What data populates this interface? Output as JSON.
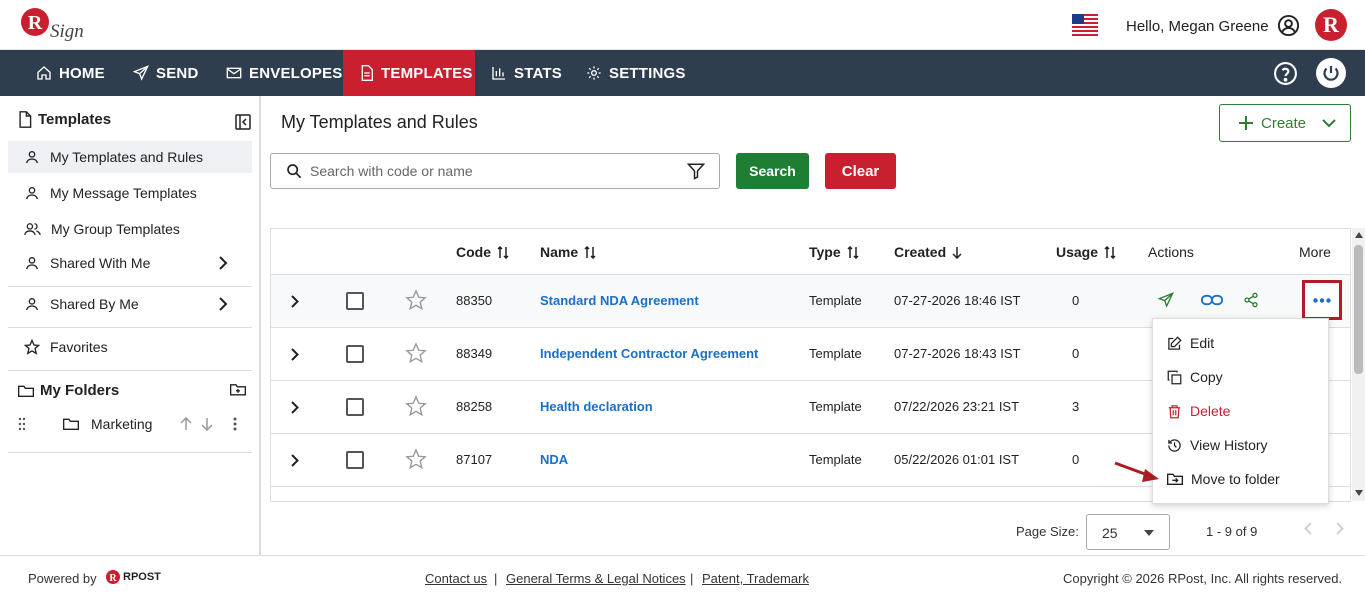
{
  "header": {
    "logo_text": "RSign",
    "greeting": "Hello, Megan Greene",
    "avatar_letter": "R"
  },
  "nav": {
    "items": [
      "HOME",
      "SEND",
      "ENVELOPES",
      "TEMPLATES",
      "STATS",
      "SETTINGS"
    ],
    "active": "TEMPLATES"
  },
  "sidebar": {
    "title": "Templates",
    "items": [
      "My Templates and Rules",
      "My Message Templates",
      "My Group Templates",
      "Shared With Me",
      "Shared By Me",
      "Favorites"
    ],
    "folders_title": "My Folders",
    "folders": [
      "Marketing"
    ]
  },
  "main": {
    "title": "My Templates and Rules",
    "create_label": "Create",
    "search_placeholder": "Search with code or name",
    "search_label": "Search",
    "clear_label": "Clear"
  },
  "table": {
    "headers": [
      "Code",
      "Name",
      "Type",
      "Created",
      "Usage",
      "Actions",
      "More"
    ],
    "rows": [
      {
        "code": "88350",
        "name": "Standard NDA Agreement",
        "type": "Template",
        "created": "07-27-2026 18:46 IST",
        "usage": "0"
      },
      {
        "code": "88349",
        "name": "Independent Contractor Agreement",
        "type": "Template",
        "created": "07-27-2026 18:43 IST",
        "usage": "0"
      },
      {
        "code": "88258",
        "name": "Health declaration",
        "type": "Template",
        "created": "07/22/2026 23:21 IST",
        "usage": "3"
      },
      {
        "code": "87107",
        "name": "NDA",
        "type": "Template",
        "created": "05/22/2026 01:01 IST",
        "usage": "0"
      }
    ]
  },
  "menu": {
    "items": [
      "Edit",
      "Copy",
      "Delete",
      "View History",
      "Move to folder"
    ]
  },
  "pager": {
    "page_size_label": "Page Size:",
    "page_size": "25",
    "range": "1 - 9 of 9"
  },
  "footer": {
    "powered_by": "Powered by",
    "brand": "RPOST",
    "links": [
      "Contact us",
      "General Terms & Legal Notices",
      "Patent, Trademark"
    ],
    "separator": "|",
    "copyright": "Copyright © 2026 RPost, Inc. All rights reserved."
  },
  "colors": {
    "brand_red": "#c8202f",
    "nav_bg": "#2e3e4e",
    "green": "#1e7e34",
    "link_blue": "#1a6fc7"
  }
}
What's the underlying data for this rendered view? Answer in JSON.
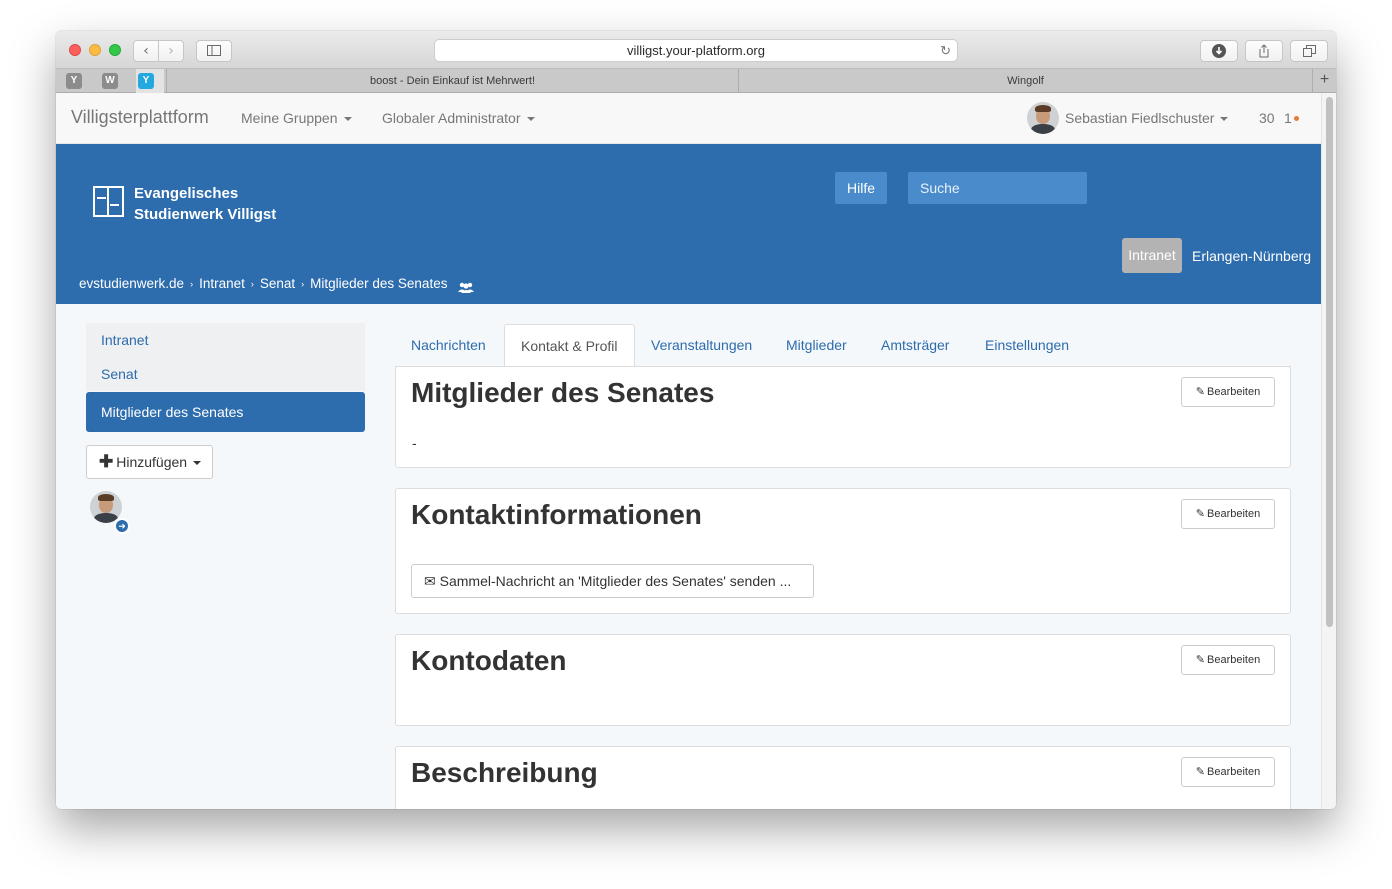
{
  "browser": {
    "url": "villigst.your-platform.org",
    "favicons": [
      "Y",
      "W",
      "Y"
    ],
    "tabs": [
      "boost - Dein Einkauf ist Mehrwert!",
      "Wingolf"
    ],
    "new_tab": "+"
  },
  "navbar": {
    "brand": "Villigsterplattform",
    "menu_groups": "Meine Gruppen",
    "menu_admin": "Globaler Administrator",
    "user_name": "Sebastian Fiedlschuster",
    "count": "30",
    "notifications": "1"
  },
  "header": {
    "logo_line1": "Evangelisches",
    "logo_line2": "Studienwerk Villigst",
    "help_button": "Hilfe",
    "search_placeholder": "Suche",
    "pill_intranet": "Intranet",
    "pill_region": "Erlangen-Nürnberg",
    "breadcrumb": [
      "evstudienwerk.de",
      "Intranet",
      "Senat",
      "Mitglieder des Senates"
    ]
  },
  "sidebar": {
    "items": [
      "Intranet",
      "Senat"
    ],
    "active_item": "Mitglieder des Senates",
    "add_button": "Hinzufügen"
  },
  "tabs": [
    "Nachrichten",
    "Kontakt & Profil",
    "Veranstaltungen",
    "Mitglieder",
    "Amtsträger",
    "Einstellungen"
  ],
  "active_tab": "Kontakt & Profil",
  "panels": {
    "title": "Mitglieder des Senates",
    "title_value": "-",
    "contact": "Kontaktinformationen",
    "contact_button": "Sammel-Nachricht an 'Mitglieder des Senates' senden ...",
    "account": "Kontodaten",
    "description": "Beschreibung",
    "edit_label": "Bearbeiten"
  },
  "colors": {
    "brand_blue": "#2d6cad",
    "accent_light": "#4a8ccb",
    "notification": "#e57b3a"
  }
}
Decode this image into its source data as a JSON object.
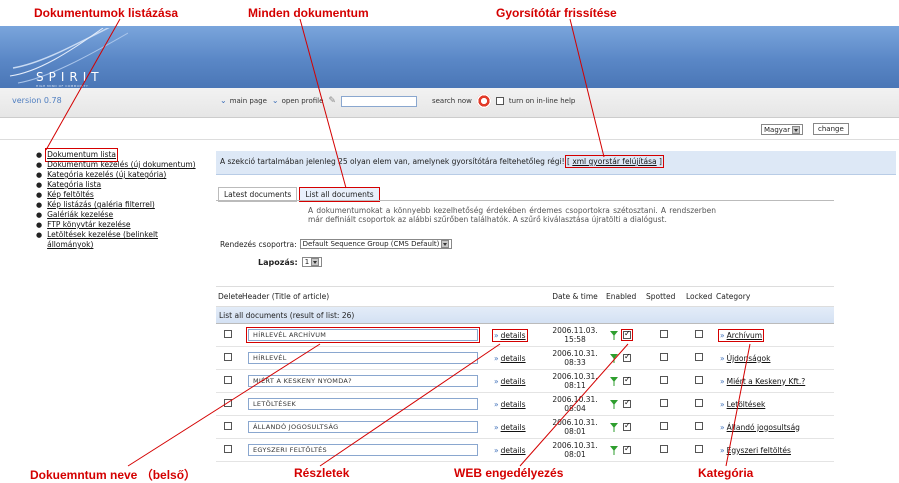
{
  "callouts": {
    "doc_list": "Dokumentumok listázása",
    "all_docs": "Minden dokumentum",
    "cache_refresh": "Gyorsítótár frissítése",
    "doc_name": "Dokuemntum neve （belső）",
    "details": "Részletek",
    "web_enable": "WEB engedélyezés",
    "category": "Kategória"
  },
  "logo": {
    "title": "SPIRIT",
    "tagline": "HIGH MIND OF COMMUNITY"
  },
  "version": "version 0.78",
  "toolbar": {
    "main_page": "main page",
    "open_profile": "open profile",
    "search_value": "",
    "search_now": "search now",
    "inline_help": "turn on in-line help"
  },
  "lang": {
    "selected": "Magyar",
    "change": "change"
  },
  "sidebar": {
    "items": [
      "Dokumentum lista",
      "Dokumentum kezelés (új dokumentum)",
      "Kategória kezelés (új kategória)",
      "Kategória lista",
      "Kép feltöltés",
      "Kép listázás (galéria filterrel)",
      "Galériák kezelése",
      "FTP könyvtár kezelése",
      "Letöltések kezelése (belinkelt",
      "állományok)"
    ]
  },
  "notice": {
    "text": "A szekció tartalmában jelenleg 25 olyan elem van, amelynek gyorsítótára feltehetőleg régi!",
    "link": "xml gyorstár felújítása"
  },
  "tabs": [
    "Latest documents",
    "List all documents"
  ],
  "description": "A dokumentumokat a könnyebb kezelhetőség érdekében érdemes csoportokra szétosztani. A rendszerben már definiált csoportok az alábbi szűrőben találhatók. A szűrő kiválasztása újratölti a dialógust.",
  "group": {
    "label": "Rendezés csoportra:",
    "selected": "Default Sequence Group (CMS Default)"
  },
  "paging": {
    "label": "Lapozás:",
    "selected": "1"
  },
  "table": {
    "headers": {
      "delete": "Delete",
      "header": "Header (Title of article)",
      "date": "Date & time",
      "enabled": "Enabled",
      "spotted": "Spotted",
      "locked": "Locked",
      "category": "Category"
    },
    "subheader": "List all documents (result of list: 26)",
    "details_label": "details",
    "rows": [
      {
        "title": "HÍRLEVÉL ARCHÍVUM",
        "date": "2006.11.03.",
        "time": "15:58",
        "category": "Archívum"
      },
      {
        "title": "HÍRLEVÉL",
        "date": "2006.10.31.",
        "time": "08:33",
        "category": "Újdonságok"
      },
      {
        "title": "MIÉRT A KESKENY NYOMDA?",
        "date": "2006.10.31.",
        "time": "08:11",
        "category": "Miért a Keskeny Kft.?"
      },
      {
        "title": "LETÖLTÉSEK",
        "date": "2006.10.31.",
        "time": "08:04",
        "category": "Letöltések"
      },
      {
        "title": "ÁLLANDÓ JOGOSULTSÁG",
        "date": "2006.10.31.",
        "time": "08:01",
        "category": "Állandó jogosultság"
      },
      {
        "title": "EGYSZERI FELTÖLTÉS",
        "date": "2006.10.31.",
        "time": "08:01",
        "category": "Egyszeri feltöltés"
      }
    ]
  },
  "colors": {
    "callout": "#d40000",
    "header_blue": "#5a87c6",
    "link_blue": "#3d6fb8"
  }
}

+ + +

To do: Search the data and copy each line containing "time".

Output below:
      "date": "Date & time",
        "time": "15:58",
        "time": "08:33",
        "time": "08:11",
        "time": "08:04",
        "time": "08:01",
        "time": "08:01",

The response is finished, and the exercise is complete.